We have often discussed the terrible tragedy of poverty. Without changing that perspective, there does appear to be at least somewhat of a silver lining in living a life under the strain of financial duress.
"Three do not see the face of Gehenom and these are they; [one suffering from] exacting poverty, intestinal disease and hareshut". Tosafot quotes two opinions as to the meaning of hareshut: the burden of foreign rule, which in Talmudic times refers to the oppressive decrees of the Romans; or the burden of creditors.
If we accept the latter interpretation, then the Talmud is noting an additional aspect of financial stress. It's bad enough to have little money, but to owe money on top of that can put people over the edge. We have all seen how excessive debt can destroy a person and do great harm to a nation. Foreign rule and debt are in many ways two sides of the same coin, having to deal with the pressure of outsiders controlling much of our life.
These three groups of people - representing those who have suffered through poverty, health issues or anti-Semitism - have experienced hell on earth and are spared "the face of Gehenom". If one is capable of having such a perspective - something that is much easier said than done - then one can fulfill the words of the Talmud, "For what purpose [are we told this]? So that one can accept them with love". While it would be better not to be subject to such love, one who is will benefit greatly from seeing the positive in such suffering.
The Talmud presents a possible fourth category of those who face hell on earth: "and some say, one who has a bad wife" . This is in keeping with the advice of King Solomon (with 700 wives and 300 concubines, he would know) that "I find more bitter than death the woman whose heart is snares and nets, and her hands as bands" (Kohelet 7:26). Having to live with someone, day in and day out, who is "bad" is a greater punishment than that of hell.
Yet not all agree that a bad wife prevents one from seeing Gehenom. As the Talmud explains, "it is a mitzvah to divorce an evil wife". G-d will spare those who suffer greatly in this world from Gehenom, but not if they can alleviate such suffering with their actions.
The views of those who argue that we should include the category of a bad wife counter that divorce may not always be a realistic option. This for two possible reasons: "sometimes the ketuva is great", meaning the alimony is so high that sadly, due to financial concerns, one is almost forced to stay in a terrible marriage. And if that is not a problem "perhaps also he had children with her and cannot divorce her".
While we know that children offer suffer if the parents are constantly fighting - and divorce is the proper, if tragic, response - it is much better if the parents can somehow cooperate to together raise the children in the best way possible. Even if that means personal suffering, one can look forward to the time when the children have moved out, and divorce is an option (maybe even a mitzvah). And one can take solace in the knowledge that they will be spared from the face of Gehenom.

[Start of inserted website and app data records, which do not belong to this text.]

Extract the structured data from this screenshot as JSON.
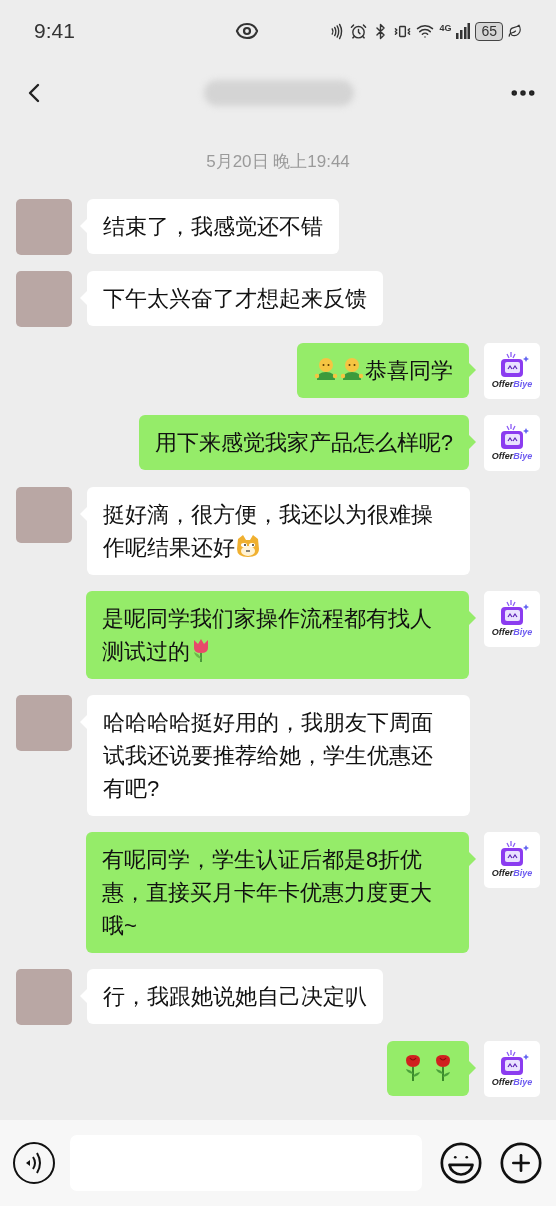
{
  "status_bar": {
    "time": "9:41",
    "network": "4G",
    "battery": "65"
  },
  "timestamp": "5月20日 晚上19:44",
  "messages": [
    {
      "kind": "received",
      "parts": [
        {
          "kind": "text",
          "text": "结束了，我感觉还不错"
        }
      ]
    },
    {
      "kind": "received",
      "parts": [
        {
          "kind": "text",
          "text": "下午太兴奋了才想起来反馈"
        }
      ]
    },
    {
      "kind": "sent",
      "parts": [
        {
          "kind": "hug"
        },
        {
          "kind": "hug"
        },
        {
          "kind": "text",
          "text": "恭喜同学"
        }
      ],
      "avatar": {
        "logo_dark": "Offer",
        "logo_accent": "Biye"
      }
    },
    {
      "kind": "sent",
      "parts": [
        {
          "kind": "text",
          "text": "用下来感觉我家产品怎么样呢?"
        }
      ],
      "avatar": {
        "logo_dark": "Offer",
        "logo_accent": "Biye"
      }
    },
    {
      "kind": "received",
      "parts": [
        {
          "kind": "text",
          "text": "挺好滴，很方便，我还以为很难操作呢结果还好"
        },
        {
          "kind": "doge"
        }
      ]
    },
    {
      "kind": "sent",
      "parts": [
        {
          "kind": "text",
          "text": "是呢同学我们家操作流程都有找人测试过的"
        },
        {
          "kind": "tulip"
        }
      ],
      "avatar": {
        "logo_dark": "Offer",
        "logo_accent": "Biye"
      }
    },
    {
      "kind": "received",
      "parts": [
        {
          "kind": "text",
          "text": "哈哈哈哈挺好用的，我朋友下周面试我还说要推荐给她，学生优惠还有吧?"
        }
      ]
    },
    {
      "kind": "sent",
      "parts": [
        {
          "kind": "text",
          "text": "有呢同学，学生认证后都是8折优惠，直接买月卡年卡优惠力度更大哦~"
        }
      ],
      "avatar": {
        "logo_dark": "Offer",
        "logo_accent": "Biye"
      }
    },
    {
      "kind": "received",
      "parts": [
        {
          "kind": "text",
          "text": "行，我跟她说她自己决定叭"
        }
      ]
    },
    {
      "kind": "sent",
      "parts": [
        {
          "kind": "rose"
        },
        {
          "kind": "space"
        },
        {
          "kind": "rose"
        }
      ],
      "avatar": {
        "logo_dark": "Offer",
        "logo_accent": "Biye"
      }
    }
  ]
}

Interestingly, the Talmud does not offer a response, implying that it accepts the notion that not all bad spouses can realistically be divorced, and that those married to one will be spared from Gehenom.
An eiruv joins items together. Mashechet Eiruvin details the methods by which we can have the people in the community be considered as one, and even how we can join people from nearby communities into one larger community. How tragic when people, instead of coming together, drift apart. Such is even worse than Gehenom.

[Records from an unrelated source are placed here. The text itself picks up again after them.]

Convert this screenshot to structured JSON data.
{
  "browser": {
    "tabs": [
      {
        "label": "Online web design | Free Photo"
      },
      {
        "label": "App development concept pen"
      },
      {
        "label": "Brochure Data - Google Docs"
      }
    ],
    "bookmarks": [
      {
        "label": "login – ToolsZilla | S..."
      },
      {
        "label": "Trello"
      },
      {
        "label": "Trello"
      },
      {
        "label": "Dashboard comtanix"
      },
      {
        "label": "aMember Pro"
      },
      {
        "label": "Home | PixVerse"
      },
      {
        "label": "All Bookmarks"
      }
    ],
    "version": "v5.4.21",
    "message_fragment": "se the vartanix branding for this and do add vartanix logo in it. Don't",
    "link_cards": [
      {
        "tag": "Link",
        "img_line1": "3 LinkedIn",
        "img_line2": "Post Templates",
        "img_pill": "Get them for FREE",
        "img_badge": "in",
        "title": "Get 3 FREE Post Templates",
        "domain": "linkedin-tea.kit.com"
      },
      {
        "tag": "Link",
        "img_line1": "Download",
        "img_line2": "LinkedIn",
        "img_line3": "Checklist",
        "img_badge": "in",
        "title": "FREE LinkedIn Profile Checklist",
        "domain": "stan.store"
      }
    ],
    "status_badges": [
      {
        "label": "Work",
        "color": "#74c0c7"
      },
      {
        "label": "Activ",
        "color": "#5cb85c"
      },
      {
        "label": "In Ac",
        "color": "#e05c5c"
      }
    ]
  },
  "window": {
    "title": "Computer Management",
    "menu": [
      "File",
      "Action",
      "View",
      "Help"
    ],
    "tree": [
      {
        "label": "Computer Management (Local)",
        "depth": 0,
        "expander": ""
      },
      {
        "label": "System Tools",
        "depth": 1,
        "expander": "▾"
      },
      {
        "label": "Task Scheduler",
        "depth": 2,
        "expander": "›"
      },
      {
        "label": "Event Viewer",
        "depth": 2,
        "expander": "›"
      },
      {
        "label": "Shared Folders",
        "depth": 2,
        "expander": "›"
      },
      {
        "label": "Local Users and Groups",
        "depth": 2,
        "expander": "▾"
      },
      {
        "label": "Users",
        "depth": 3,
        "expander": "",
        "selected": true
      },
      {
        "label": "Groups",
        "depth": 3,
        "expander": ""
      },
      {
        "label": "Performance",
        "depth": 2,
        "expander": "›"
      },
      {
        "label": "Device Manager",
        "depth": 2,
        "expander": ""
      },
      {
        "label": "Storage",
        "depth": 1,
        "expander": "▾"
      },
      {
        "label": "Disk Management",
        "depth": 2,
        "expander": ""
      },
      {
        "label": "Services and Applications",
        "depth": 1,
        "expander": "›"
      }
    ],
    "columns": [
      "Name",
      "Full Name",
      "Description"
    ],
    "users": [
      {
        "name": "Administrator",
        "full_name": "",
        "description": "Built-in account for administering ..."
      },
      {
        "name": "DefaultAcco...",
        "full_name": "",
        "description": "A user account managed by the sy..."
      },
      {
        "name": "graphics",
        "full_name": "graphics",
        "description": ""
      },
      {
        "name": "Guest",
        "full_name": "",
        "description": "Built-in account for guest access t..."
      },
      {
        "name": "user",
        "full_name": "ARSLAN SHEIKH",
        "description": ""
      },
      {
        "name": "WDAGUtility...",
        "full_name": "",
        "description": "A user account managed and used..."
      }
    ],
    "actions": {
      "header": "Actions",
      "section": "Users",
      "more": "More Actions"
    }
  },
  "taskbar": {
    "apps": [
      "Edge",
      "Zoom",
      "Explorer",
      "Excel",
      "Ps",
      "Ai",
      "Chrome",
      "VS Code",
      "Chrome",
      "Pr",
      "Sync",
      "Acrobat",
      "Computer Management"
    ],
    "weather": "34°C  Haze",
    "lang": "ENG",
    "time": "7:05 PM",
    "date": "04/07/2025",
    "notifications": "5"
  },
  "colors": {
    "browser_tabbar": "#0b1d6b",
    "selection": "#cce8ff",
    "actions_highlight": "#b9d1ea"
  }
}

 Presumably, this would be the same for one who has a "bad husband".